David Tronzo is more than a master of jazz slide guitar and world rhythms, panethnic to microethnic. He's a magician that can conjure music from thin air, literally improvising between the notes, at least those commonly used in western music. Mathematically, there are about 479 million combinations of the 12 tones of the western scaleTronzo's opened the door to another half billion. He can also execute percussive rhythms while playing them, which results in a range of possibilities, quantifiable only by him.
One could therefore posit it's mathematically impossible for Tronzo to not make a cutting edge record with anyone, least of all two young musicians with improvisational credentials and fire in their bellies like bassist Giacomo Merega, who put this project together, and saxophonist Noah Kaplan. Both studied and performed with Joe Maneri at NEC and in the Boston Microtonal Society (your local chapter awaits). At the time of this writing Kaplan was Maneri's sole studentthe kids today! Evidently, microtones are not enough, because both Merega and Tronzo render more sonic possibilities by preparing their instruments using materials copped from the stationary aisle.
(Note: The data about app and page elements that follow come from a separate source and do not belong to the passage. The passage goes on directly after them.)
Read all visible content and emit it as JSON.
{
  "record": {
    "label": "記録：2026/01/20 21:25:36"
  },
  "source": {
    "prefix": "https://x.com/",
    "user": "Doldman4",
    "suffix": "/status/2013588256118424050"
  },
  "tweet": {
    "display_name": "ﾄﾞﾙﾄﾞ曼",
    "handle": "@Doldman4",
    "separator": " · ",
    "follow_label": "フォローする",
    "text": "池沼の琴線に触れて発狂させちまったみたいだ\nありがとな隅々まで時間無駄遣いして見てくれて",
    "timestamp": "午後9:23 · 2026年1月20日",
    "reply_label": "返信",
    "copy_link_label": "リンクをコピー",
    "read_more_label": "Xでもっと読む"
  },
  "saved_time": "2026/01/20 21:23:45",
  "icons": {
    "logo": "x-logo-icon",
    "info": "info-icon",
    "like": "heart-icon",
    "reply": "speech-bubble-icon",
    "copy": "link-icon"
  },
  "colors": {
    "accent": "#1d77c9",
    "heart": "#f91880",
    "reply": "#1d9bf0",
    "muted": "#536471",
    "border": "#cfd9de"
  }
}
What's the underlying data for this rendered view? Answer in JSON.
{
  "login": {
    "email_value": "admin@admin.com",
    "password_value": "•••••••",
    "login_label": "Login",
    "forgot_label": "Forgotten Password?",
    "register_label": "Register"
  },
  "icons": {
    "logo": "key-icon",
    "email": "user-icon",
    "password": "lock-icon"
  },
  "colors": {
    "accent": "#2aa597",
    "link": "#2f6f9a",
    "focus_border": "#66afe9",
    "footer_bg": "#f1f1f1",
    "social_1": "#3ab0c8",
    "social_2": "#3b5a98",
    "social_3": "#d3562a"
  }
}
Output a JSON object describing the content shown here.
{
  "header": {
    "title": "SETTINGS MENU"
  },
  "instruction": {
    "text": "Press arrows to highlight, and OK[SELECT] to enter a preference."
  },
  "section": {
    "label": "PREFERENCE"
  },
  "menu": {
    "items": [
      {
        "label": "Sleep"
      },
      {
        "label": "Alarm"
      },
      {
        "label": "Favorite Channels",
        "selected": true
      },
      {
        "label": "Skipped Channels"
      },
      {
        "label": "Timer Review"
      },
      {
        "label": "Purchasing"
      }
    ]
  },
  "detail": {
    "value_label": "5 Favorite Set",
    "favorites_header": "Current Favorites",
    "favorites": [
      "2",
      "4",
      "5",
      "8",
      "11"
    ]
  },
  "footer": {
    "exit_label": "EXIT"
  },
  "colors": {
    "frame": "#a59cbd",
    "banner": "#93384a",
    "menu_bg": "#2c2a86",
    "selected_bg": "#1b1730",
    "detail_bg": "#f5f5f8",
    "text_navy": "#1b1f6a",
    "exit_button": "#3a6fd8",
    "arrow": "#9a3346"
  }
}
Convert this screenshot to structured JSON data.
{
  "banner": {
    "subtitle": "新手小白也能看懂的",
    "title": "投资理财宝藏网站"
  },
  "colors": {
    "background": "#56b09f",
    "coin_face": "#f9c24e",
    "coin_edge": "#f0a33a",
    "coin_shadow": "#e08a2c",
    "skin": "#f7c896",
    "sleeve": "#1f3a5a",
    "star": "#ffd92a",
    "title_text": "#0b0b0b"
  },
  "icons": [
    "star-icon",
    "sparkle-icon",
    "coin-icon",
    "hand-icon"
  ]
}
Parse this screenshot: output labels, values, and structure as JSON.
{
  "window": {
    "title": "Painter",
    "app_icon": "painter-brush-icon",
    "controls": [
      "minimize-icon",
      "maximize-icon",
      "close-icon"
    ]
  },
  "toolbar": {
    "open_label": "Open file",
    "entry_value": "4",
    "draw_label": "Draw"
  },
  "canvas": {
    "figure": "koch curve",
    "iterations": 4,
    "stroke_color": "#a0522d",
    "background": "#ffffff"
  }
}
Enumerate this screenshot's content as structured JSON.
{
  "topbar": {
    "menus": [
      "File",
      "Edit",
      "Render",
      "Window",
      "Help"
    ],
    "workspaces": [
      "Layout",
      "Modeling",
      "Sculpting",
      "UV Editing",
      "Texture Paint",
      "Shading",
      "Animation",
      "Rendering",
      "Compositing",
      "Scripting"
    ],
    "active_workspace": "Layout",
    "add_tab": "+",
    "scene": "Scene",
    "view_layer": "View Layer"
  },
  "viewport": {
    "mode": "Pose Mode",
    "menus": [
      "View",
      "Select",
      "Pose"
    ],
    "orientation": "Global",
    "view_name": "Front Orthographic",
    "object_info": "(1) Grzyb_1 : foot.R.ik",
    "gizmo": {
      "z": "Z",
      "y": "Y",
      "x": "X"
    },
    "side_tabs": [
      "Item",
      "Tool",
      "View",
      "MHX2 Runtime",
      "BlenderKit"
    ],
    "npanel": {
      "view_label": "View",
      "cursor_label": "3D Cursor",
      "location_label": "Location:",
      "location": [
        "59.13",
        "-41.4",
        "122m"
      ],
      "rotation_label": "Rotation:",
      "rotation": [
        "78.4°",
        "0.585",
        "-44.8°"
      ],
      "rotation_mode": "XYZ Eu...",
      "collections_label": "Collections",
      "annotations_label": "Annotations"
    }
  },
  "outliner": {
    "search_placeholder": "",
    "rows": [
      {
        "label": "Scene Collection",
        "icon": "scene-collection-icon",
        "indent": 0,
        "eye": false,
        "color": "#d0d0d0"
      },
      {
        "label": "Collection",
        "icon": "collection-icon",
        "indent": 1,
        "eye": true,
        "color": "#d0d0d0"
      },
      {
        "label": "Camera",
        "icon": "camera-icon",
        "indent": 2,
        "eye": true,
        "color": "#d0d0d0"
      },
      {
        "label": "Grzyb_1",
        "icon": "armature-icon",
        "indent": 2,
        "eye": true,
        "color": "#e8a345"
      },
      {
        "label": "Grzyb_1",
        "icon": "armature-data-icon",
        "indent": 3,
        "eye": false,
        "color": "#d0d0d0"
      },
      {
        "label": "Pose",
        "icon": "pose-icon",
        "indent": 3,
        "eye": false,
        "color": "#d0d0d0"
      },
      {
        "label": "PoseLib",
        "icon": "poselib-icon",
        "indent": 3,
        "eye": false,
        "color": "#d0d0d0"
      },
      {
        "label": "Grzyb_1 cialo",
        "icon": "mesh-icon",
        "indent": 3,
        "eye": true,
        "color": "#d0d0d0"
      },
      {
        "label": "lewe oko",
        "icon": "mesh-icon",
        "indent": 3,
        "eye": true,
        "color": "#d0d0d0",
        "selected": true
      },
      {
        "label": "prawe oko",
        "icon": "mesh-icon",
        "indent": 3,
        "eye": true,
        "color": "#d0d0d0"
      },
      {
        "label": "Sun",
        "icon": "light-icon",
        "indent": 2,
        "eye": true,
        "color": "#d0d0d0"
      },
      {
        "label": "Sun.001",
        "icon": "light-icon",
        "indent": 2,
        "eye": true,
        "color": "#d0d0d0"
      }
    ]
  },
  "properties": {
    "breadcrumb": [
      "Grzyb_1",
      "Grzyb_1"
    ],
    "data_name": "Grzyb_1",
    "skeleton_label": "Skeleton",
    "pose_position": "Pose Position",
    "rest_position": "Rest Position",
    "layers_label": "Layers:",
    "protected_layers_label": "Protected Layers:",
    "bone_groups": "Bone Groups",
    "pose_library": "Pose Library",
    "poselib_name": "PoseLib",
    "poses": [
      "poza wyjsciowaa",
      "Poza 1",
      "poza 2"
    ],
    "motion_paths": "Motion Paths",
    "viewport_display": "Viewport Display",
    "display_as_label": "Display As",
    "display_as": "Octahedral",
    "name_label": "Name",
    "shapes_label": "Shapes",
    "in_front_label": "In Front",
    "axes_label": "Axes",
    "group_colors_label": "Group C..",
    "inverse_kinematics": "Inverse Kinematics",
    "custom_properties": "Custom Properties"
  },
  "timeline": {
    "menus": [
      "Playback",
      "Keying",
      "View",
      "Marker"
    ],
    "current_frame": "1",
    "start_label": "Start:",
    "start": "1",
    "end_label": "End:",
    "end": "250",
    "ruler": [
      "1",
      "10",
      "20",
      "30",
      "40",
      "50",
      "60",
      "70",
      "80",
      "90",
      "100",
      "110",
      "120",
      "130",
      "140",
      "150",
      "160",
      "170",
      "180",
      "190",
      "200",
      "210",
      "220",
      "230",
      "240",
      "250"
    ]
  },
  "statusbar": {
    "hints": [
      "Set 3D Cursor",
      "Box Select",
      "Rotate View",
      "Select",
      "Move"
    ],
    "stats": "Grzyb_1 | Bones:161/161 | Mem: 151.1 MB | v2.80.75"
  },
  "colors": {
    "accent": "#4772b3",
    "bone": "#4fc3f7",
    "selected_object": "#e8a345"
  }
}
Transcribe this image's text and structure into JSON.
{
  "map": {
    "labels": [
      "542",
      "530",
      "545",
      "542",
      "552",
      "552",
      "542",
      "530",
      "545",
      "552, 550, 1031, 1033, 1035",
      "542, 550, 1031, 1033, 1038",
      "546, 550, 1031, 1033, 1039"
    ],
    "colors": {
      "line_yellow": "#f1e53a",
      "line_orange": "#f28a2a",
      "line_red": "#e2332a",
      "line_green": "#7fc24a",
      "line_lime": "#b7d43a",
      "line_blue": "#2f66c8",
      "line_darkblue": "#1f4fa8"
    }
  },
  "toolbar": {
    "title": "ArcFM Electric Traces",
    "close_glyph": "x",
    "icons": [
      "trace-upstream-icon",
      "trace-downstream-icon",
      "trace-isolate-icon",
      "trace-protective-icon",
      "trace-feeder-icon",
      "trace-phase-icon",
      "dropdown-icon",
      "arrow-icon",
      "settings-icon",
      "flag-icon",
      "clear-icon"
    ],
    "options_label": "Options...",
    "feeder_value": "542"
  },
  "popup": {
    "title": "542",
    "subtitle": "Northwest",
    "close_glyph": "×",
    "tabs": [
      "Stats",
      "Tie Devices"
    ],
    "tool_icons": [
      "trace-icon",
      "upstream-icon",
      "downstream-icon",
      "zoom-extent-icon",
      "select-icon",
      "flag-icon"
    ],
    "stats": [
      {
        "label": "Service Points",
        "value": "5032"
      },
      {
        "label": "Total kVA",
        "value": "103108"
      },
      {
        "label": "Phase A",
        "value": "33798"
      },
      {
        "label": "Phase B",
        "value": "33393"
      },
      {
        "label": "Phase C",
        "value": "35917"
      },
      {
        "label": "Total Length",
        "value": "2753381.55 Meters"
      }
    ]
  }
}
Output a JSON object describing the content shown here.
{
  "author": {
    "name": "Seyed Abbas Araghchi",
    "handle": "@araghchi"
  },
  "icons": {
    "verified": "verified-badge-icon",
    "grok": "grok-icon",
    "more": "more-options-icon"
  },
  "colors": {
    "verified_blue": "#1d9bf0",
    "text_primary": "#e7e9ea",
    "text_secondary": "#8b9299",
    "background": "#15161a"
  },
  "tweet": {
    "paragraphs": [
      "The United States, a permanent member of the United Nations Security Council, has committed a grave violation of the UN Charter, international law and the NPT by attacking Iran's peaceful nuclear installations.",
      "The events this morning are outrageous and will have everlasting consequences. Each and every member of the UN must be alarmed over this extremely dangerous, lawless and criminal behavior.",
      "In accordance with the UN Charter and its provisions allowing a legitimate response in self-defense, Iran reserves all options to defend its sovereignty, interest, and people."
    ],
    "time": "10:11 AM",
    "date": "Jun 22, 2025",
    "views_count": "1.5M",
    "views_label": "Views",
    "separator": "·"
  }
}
The hour-long program is completely improvised, with song titles mimicing paintings by Paul Klee, which serve as figurative references. Klee never painted Hendrix, but Tronzo channels his rhythm guitar style to propulse "Amateur Drummer," as Merega adds a bass drum heartbeat, using no drum. Kaplan takes the waning path to connect dots until Merega's underpinning triplet motif is left desolate. Tronzo's rejoinder spurs the bassist's mercurial fills and he ends by backing down a spiral staircase of harmony. Tronzo tags the song as he is so often capable, after sounding what seems like the most poignant voicingwhat seems like it should end the songuntil his last, more beautiful, twist.
"Drawing with Fermata" is just that, with guitar and bass first explored as percussion instruments, then long tones painted by each band-member. Tronzo elicits the first creaking processional motif, picked up by Merega subsonically, over which the guitarist then paints expansive voicings. He ends with a soliloquy of frequencies rendered from the slide at points beyond the end of the fretboard.
If slide mastery linked to conventional linearity is what you seek, "Once Emerged in the Grey of Night" features it, as well as some exceptional, cleanly executed flurries of operative clusters by Merega under Kaplan's more conventional, and formidable, linearity. Merega's ringing, literally clipped harmonics frame Tronzo's huge and harmonically uncertain chord voicings. Here, as throughout, no sonic cavity is left by the absence of drumkit, only a place to reenergize the ears.
Improvisatory music presents a difficult career path for the young musician. It's fortunate they have sterling, versatile and accessible role models like Tronzo to look up to. Their search is his gain, as they push him to new heights by presenting him with a new environment in which to thrive.
Visit David Tronzo, Noah Kaplan and Giacomo Merega on the web.
Personnel: Giacomo Merega: electric, prepared bass; David Tronzo: electric, prepared guitar; Noah Kaplan: saxes.